“Besides the honour of being first, there was at one point a monetary incentive for anyone who would succeed in a flight from the United States. Hoping to stimulate tourism, the Bermuda Trade Development Board offered a $25,000 prize to anyone who would fly from the US mainland and land in the harbour, thereby opening up the British dependency to air travel. But shortly after the prize was offered, it was withdrawn. The board was persuaded that such a reward might result in some ill-prepared, foolhardy pilot’s death in the attempt. As one Bermuda writer put it: ‘How could aviators be certain of finding a 21-mile island 700 miles from the mainland? If they failed, and with their limited fuel capacity there was no allowance for mistakes, they would surely perish’ …”

The day before the aviators departed for the island from Long Island on April 1, 1930, word of their attempt to reach Bermuda  had leaked and the “Brooklyn Daily Eagle” editorialised: ‘Though the flight is comparatively short for an oceanic hop, its navigation problem has been pronounced fully as difficult, if not more so, than the flight from the Pacific Coast to Hawaii. Bermuda occupies scarcely twelve (sic) square miles of area–hardly a pinpoint on the ocean’s expanse. Beyond, bee-line, lies more than 6,000 miles of water to Africa’.”

Eight hours after take-off and running low on fuel the seaplane  set down in the open seas 60 miles north of Bermuda, the crew planning to finish the flight the following morning rather than risk a night landing.

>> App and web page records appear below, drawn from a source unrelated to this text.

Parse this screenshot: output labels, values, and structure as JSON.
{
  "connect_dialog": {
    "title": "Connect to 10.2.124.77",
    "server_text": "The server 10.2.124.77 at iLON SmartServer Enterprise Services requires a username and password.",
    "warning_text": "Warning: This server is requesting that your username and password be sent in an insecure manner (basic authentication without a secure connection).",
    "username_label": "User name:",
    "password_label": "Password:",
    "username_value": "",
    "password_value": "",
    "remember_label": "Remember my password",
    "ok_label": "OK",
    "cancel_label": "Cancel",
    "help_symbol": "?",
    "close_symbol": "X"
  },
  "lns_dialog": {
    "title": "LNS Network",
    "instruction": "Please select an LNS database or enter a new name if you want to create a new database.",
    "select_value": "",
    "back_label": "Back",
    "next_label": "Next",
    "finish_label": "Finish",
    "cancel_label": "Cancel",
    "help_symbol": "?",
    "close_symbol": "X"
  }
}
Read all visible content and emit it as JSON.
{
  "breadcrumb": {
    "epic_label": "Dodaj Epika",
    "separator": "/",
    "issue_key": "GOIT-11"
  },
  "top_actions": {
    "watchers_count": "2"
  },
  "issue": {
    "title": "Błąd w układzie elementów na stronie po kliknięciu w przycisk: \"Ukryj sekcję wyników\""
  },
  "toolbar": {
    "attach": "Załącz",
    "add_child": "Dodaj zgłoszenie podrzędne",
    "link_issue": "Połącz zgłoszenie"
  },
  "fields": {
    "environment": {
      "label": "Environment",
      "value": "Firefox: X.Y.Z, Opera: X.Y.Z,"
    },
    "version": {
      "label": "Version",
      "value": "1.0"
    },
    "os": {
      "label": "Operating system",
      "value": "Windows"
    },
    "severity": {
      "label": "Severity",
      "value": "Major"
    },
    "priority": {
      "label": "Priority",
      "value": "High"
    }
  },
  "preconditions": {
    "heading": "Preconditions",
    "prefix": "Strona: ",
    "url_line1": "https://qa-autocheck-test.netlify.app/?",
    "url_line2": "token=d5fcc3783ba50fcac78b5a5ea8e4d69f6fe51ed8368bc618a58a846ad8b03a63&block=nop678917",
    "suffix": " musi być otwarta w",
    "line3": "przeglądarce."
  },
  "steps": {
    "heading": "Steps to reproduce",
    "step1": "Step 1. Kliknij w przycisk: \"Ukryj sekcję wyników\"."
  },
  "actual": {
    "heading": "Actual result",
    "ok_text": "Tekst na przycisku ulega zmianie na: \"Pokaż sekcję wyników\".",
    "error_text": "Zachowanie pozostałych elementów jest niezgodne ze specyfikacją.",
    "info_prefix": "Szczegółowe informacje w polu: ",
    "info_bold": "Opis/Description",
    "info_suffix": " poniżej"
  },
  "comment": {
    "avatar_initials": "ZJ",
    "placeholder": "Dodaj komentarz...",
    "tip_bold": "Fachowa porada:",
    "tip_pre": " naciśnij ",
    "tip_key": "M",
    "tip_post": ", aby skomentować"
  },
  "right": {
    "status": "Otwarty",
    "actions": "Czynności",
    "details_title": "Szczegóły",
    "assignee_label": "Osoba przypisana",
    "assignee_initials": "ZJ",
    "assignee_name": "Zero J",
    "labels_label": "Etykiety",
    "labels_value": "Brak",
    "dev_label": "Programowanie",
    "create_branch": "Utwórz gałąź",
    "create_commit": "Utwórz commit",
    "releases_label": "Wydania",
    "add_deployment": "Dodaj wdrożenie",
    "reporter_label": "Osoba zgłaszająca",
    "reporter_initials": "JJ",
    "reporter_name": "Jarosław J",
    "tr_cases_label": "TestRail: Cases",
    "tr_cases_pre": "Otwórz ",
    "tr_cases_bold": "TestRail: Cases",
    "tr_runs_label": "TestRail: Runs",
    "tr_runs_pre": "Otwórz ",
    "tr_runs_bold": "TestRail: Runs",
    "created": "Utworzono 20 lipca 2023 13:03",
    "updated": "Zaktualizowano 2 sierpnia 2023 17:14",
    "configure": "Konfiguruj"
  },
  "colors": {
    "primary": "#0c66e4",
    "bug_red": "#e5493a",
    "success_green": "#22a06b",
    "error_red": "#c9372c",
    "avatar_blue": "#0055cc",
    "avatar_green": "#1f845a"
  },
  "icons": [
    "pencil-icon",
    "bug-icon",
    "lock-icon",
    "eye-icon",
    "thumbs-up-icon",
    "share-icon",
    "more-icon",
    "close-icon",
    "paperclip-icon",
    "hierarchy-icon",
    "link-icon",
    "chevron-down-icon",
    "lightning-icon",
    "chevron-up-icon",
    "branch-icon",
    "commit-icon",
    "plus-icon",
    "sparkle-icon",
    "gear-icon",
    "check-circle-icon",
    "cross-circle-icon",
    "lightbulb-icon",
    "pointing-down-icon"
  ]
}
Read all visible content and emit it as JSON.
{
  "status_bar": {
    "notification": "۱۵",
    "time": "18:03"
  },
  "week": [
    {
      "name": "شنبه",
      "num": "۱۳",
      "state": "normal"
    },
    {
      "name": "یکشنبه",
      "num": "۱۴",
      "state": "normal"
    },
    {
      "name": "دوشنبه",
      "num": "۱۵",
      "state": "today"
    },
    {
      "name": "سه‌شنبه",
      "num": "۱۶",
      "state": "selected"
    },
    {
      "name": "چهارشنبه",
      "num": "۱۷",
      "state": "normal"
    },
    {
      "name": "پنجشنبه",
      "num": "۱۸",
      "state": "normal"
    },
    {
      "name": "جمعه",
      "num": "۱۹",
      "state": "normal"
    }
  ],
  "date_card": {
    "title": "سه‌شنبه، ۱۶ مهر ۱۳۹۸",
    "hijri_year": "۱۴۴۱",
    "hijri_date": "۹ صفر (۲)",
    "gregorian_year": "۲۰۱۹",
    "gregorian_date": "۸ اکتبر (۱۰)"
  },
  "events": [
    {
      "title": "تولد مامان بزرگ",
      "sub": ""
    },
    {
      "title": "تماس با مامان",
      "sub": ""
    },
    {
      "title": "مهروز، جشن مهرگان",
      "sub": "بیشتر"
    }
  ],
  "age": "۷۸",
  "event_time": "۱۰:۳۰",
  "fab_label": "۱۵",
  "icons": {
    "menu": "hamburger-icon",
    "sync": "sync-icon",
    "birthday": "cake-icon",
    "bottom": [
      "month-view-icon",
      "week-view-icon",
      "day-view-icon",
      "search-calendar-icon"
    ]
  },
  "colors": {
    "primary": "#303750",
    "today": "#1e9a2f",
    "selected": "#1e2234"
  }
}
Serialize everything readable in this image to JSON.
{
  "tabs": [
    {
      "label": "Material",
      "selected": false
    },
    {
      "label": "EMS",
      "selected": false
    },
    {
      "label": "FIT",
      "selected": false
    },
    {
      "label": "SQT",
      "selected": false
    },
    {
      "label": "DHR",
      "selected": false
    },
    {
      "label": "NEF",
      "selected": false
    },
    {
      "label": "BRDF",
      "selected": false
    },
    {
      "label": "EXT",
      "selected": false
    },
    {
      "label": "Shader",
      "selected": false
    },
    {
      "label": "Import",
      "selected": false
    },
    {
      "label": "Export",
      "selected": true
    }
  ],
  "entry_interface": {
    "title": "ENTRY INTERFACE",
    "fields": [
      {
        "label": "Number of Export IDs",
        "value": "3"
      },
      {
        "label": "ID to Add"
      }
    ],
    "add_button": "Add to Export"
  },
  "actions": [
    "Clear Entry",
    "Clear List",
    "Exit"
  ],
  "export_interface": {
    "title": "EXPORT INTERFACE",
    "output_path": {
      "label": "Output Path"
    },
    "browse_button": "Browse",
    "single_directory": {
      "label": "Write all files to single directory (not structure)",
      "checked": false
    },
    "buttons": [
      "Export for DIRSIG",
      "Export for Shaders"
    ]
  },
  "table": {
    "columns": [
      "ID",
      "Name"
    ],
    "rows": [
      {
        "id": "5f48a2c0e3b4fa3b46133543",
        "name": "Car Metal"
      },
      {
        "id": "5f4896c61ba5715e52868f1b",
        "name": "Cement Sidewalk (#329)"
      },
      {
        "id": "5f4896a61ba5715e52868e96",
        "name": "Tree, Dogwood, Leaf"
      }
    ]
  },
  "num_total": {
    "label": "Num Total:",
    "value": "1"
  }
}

“After taking off again the next day … they had sighted Bermuda dead ahead,” reported Mr. Glines. “Shortly after the trio saw Hamilton’s white buildings glistening in the bright sunlight, however, the fuel factor caught up with them … (the) engine suddenly sputtered and died. Alexander had to make a forced landing only 10 miles from the North Shore. The plane was sighted by a watcher at the marine pilot station on St. David’s Island, who immediately dispatched two members of the station in a motorboat to greet the embarrassed Americans. When they learned that the plane needed gas, they returned with several cans.

“… Alexander made a final takeoff after adding the gas and landed a few minutes later in Hamilton Harbor before a small, cheering crowd. Before the crewmen could greet anyone, however, they were towed to a wharf on the other side of the harbour, where they were met by the chief of police and a physician who gave them a quick medical examination. Then the plane was pulled up on a ramp and the men were driven to the Inverurie Hotel to wash up and greet the public.”

Bermudians feted the fliers’ achievement and the Trade Development Board — which had withdrawn the $25,000 prize money for a flight to the island — voted to give $1,000 to each of three aviators.

Read More About

Category: All, History

Comments (1)

Trackback URL | Comments RSS Feed

  1. Peter Barrett says:

    Another excellent article Bernews. Keep up the good work.